# Work request
Check every line of the entries that follow, and copy the ones containing "codigo".

# Dataset records
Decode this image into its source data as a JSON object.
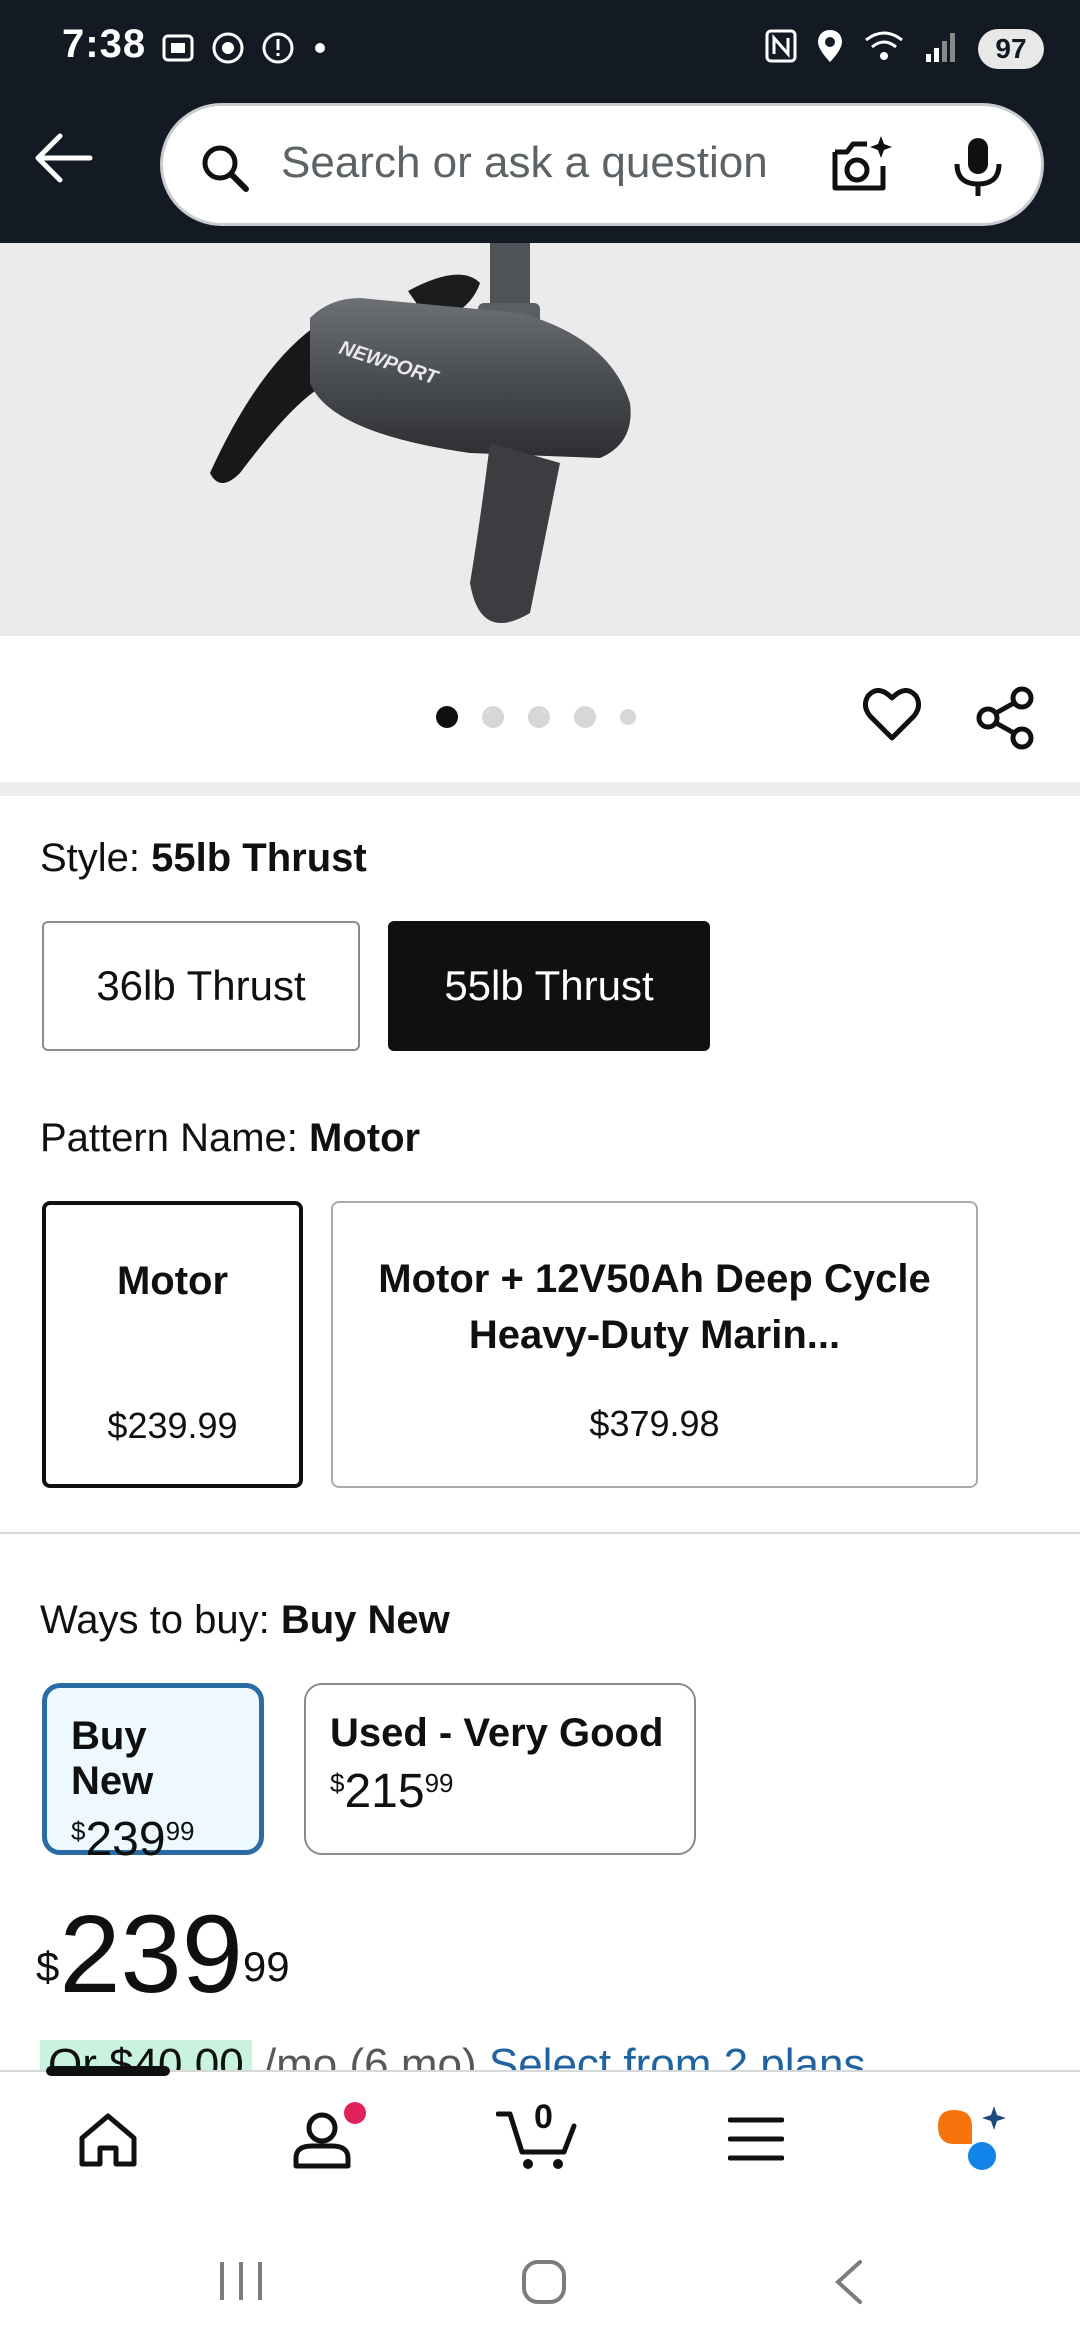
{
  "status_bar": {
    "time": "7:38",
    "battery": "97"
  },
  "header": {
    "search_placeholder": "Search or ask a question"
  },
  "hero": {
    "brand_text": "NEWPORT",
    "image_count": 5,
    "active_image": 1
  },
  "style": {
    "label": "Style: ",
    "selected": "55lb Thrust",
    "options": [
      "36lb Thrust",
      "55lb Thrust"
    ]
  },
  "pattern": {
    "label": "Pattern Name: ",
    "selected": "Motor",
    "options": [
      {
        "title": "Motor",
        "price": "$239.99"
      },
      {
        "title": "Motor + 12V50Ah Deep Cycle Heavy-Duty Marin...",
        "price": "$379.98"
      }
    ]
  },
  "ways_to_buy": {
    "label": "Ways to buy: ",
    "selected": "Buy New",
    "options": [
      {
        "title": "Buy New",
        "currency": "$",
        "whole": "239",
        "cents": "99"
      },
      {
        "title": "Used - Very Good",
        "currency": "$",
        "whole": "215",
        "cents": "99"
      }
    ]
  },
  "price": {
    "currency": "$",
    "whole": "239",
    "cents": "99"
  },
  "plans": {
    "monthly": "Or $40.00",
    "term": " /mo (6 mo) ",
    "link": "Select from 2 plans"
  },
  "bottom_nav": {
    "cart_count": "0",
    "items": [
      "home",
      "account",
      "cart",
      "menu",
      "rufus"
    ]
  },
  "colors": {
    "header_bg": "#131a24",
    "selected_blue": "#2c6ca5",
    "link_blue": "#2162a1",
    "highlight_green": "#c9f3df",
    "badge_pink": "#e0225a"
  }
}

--

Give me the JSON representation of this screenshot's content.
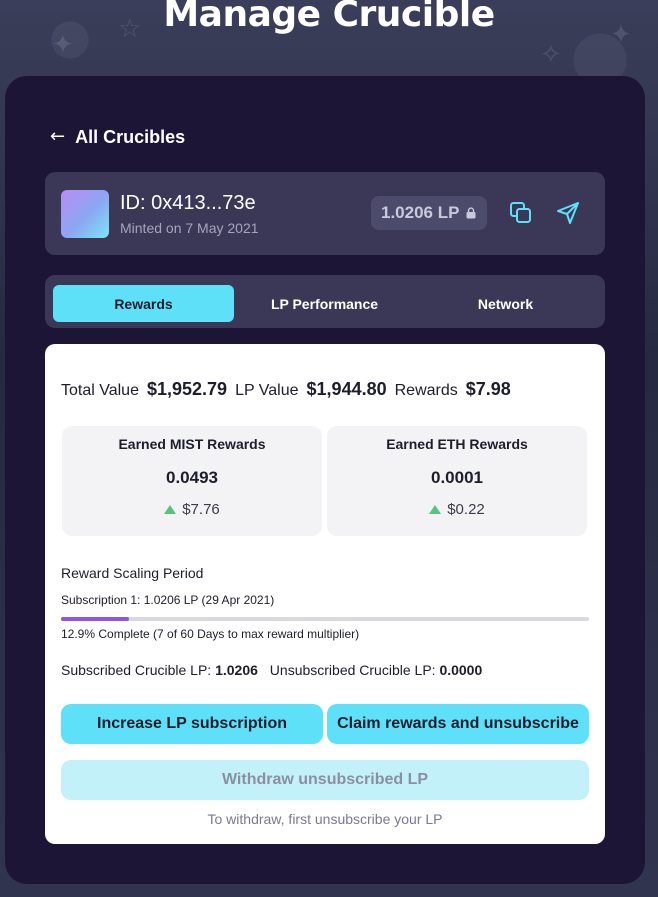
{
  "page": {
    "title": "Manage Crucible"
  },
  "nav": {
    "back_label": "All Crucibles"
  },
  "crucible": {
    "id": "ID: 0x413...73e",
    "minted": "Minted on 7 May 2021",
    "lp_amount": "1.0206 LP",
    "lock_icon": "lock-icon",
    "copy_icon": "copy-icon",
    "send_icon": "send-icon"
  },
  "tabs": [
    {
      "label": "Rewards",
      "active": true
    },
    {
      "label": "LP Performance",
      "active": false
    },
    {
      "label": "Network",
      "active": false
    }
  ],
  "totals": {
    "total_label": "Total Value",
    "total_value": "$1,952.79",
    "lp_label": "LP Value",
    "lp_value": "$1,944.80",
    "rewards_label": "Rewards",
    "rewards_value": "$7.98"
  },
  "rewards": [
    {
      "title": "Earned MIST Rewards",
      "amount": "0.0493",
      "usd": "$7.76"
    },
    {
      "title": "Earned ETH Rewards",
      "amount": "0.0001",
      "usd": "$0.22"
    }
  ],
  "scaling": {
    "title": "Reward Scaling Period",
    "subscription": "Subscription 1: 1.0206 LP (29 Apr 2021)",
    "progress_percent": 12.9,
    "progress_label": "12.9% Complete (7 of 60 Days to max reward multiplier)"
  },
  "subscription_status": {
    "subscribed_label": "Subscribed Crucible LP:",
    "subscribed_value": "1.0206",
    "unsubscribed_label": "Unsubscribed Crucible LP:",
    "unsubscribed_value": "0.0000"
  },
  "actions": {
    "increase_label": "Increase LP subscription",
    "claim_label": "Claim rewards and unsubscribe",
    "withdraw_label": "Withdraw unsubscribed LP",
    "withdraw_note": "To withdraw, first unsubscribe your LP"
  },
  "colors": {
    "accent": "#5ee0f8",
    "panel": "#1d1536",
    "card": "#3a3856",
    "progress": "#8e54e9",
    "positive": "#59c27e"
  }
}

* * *

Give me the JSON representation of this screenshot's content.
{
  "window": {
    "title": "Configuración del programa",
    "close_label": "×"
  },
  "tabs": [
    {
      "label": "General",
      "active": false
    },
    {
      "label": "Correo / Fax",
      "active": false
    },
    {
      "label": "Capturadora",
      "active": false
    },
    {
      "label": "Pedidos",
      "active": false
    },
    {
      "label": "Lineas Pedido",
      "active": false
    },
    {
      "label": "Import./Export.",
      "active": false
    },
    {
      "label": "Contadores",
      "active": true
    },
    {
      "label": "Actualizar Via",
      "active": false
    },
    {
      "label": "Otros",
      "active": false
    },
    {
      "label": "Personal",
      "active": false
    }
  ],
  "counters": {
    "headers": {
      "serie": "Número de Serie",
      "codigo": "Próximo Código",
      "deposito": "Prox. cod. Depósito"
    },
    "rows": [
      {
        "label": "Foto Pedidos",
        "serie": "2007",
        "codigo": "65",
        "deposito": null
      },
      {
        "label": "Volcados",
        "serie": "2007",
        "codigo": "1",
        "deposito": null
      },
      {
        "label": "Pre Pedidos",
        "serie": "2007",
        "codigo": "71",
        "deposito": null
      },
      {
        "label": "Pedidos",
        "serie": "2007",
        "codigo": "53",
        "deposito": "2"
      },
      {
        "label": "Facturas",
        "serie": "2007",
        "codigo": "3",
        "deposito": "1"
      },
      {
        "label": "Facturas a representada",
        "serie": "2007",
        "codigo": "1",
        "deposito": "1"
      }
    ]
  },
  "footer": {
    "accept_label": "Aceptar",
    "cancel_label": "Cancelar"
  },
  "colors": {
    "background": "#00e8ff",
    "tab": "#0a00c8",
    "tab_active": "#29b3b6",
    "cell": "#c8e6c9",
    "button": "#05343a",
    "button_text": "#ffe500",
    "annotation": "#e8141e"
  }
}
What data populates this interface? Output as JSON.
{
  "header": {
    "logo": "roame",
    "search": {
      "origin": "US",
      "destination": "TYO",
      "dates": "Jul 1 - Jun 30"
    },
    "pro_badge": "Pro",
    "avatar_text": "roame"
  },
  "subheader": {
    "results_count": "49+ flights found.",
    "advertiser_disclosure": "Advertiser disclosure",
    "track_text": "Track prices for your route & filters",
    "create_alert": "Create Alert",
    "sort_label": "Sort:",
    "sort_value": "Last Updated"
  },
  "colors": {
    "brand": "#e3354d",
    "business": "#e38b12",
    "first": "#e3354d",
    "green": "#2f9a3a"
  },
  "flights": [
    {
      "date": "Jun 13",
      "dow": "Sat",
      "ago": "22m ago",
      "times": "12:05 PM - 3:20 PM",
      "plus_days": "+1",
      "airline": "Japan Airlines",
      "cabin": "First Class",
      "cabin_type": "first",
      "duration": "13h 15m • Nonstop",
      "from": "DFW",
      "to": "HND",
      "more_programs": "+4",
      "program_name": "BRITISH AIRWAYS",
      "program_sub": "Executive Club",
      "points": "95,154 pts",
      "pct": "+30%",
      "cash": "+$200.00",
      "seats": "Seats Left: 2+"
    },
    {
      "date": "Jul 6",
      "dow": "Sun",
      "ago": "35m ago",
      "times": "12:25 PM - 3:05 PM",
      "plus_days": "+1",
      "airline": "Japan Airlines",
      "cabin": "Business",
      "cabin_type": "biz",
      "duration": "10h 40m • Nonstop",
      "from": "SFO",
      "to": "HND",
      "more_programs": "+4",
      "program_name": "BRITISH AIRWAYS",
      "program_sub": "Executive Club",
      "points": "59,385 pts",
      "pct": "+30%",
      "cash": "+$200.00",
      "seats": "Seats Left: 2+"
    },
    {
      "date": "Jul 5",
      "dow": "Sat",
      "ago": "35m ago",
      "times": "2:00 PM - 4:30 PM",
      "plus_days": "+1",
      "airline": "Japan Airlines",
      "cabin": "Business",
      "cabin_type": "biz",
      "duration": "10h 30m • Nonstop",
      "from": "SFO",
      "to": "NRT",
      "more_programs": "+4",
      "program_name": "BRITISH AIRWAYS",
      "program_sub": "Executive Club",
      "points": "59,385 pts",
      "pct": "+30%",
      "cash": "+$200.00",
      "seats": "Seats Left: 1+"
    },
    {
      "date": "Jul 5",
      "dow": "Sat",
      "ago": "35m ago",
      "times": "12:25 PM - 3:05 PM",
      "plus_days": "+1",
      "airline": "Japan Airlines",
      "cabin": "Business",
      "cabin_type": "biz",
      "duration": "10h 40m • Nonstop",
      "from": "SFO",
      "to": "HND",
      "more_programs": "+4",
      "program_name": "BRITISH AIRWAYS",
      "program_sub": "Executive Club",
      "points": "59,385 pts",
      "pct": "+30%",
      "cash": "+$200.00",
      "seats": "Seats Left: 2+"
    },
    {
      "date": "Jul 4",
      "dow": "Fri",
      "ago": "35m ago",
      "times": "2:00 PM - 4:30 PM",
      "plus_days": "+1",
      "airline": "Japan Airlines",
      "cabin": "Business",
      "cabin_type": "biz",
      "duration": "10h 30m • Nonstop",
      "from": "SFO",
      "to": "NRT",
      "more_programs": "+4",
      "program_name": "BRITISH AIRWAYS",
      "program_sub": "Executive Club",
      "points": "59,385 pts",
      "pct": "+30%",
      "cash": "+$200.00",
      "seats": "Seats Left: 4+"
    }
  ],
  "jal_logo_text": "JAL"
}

# Response box
      "codigo": "Próximo Código",
        "codigo": "65",
        "codigo": "1",
        "codigo": "71",
        "codigo": "53",
        "codigo": "3",
        "codigo": "1",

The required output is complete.